AIM OF THE EXERCISE: Reproduce the records that follow exactly as they are written.

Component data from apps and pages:
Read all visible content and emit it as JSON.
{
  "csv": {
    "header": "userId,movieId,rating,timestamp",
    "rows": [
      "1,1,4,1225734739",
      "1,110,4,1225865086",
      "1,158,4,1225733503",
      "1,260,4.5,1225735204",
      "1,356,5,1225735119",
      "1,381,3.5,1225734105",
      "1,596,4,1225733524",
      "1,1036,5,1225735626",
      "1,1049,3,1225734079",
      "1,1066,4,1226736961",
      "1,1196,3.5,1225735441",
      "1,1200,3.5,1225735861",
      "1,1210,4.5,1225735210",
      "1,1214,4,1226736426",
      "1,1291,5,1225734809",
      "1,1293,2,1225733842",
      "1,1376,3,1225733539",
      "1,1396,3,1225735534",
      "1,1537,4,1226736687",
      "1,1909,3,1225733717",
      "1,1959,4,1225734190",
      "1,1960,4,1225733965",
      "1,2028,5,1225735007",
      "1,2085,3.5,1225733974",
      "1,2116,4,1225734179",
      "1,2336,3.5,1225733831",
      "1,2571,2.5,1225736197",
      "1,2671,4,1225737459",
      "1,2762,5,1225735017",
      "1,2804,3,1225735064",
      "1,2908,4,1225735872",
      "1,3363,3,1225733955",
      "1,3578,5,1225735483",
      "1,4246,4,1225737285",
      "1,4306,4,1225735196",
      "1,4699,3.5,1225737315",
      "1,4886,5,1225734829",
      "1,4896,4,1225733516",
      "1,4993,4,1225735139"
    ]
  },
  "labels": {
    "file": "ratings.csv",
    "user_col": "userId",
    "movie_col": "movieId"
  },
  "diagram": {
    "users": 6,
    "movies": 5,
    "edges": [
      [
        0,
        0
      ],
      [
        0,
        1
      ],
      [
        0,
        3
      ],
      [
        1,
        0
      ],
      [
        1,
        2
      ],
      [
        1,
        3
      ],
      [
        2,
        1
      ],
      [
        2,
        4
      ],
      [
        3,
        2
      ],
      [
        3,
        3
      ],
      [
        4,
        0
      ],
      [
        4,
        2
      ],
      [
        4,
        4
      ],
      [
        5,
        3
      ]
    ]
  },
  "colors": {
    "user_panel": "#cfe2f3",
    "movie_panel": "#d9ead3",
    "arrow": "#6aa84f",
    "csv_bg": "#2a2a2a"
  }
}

ANSWER FOR THE TASK:
Read all visible content and emit it as JSON.
{
  "csv": {
    "header": "userId,movieId,rating,timestamp",
    "rows": [
      "1,1,4,1225734739",
      "1,110,4,1225865086",
      "1,158,4,1225733503",
      "1,260,4.5,1225735204",
      "1,356,5,1225735119",
      "1,381,3.5,1225734105",
      "1,596,4,1225733524",
      "1,1036,5,1225735626",
      "1,1049,3,1225734079",
      "1,1066,4,1226736961",
      "1,1196,3.5,1225735441",
      "1,1200,3.5,1225735861",
      "1,1210,4.5,1225735210",
      "1,1214,4,1226736426",
      "1,1291,5,1225734809",
      "1,1293,2,1225733842",
      "1,1376,3,1225733539",
      "1,1396,3,1225735534",
      "1,1537,4,1226736687",
      "1,1909,3,1225733717",
      "1,1959,4,1225734190",
      "1,1960,4,1225733965",
      "1,2028,5,1225735007",
      "1,2085,3.5,1225733974",
      "1,2116,4,1225734179",
      "1,2336,3.5,1225733831",
      "1,2571,2.5,1225736197",
      "1,2671,4,1225737459",
      "1,2762,5,1225735017",
      "1,2804,3,1225735064",
      "1,2908,4,1225735872",
      "1,3363,3,1225733955",
      "1,3578,5,1225735483",
      "1,4246,4,1225737285",
      "1,4306,4,1225735196",
      "1,4699,3.5,1225737315",
      "1,4886,5,1225734829",
      "1,4896,4,1225733516",
      "1,4993,4,1225735139"
    ]
  },
  "labels": {
    "file": "ratings.csv",
    "user_col": "userId",
    "movie_col": "movieId"
  },
  "diagram": {
    "users": 6,
    "movies": 5,
    "edges": [
      [
        0,
        0
      ],
      [
        0,
        1
      ],
      [
        0,
        3
      ],
      [
        1,
        0
      ],
      [
        1,
        2
      ],
      [
        1,
        3
      ],
      [
        2,
        1
      ],
      [
        2,
        4
      ],
      [
        3,
        2
      ],
      [
        3,
        3
      ],
      [
        4,
        0
      ],
      [
        4,
        2
      ],
      [
        4,
        4
      ],
      [
        5,
        3
      ]
    ]
  },
  "colors": {
    "user_panel": "#cfe2f3",
    "movie_panel": "#d9ead3",
    "arrow": "#6aa84f",
    "csv_bg": "#2a2a2a"
  }
}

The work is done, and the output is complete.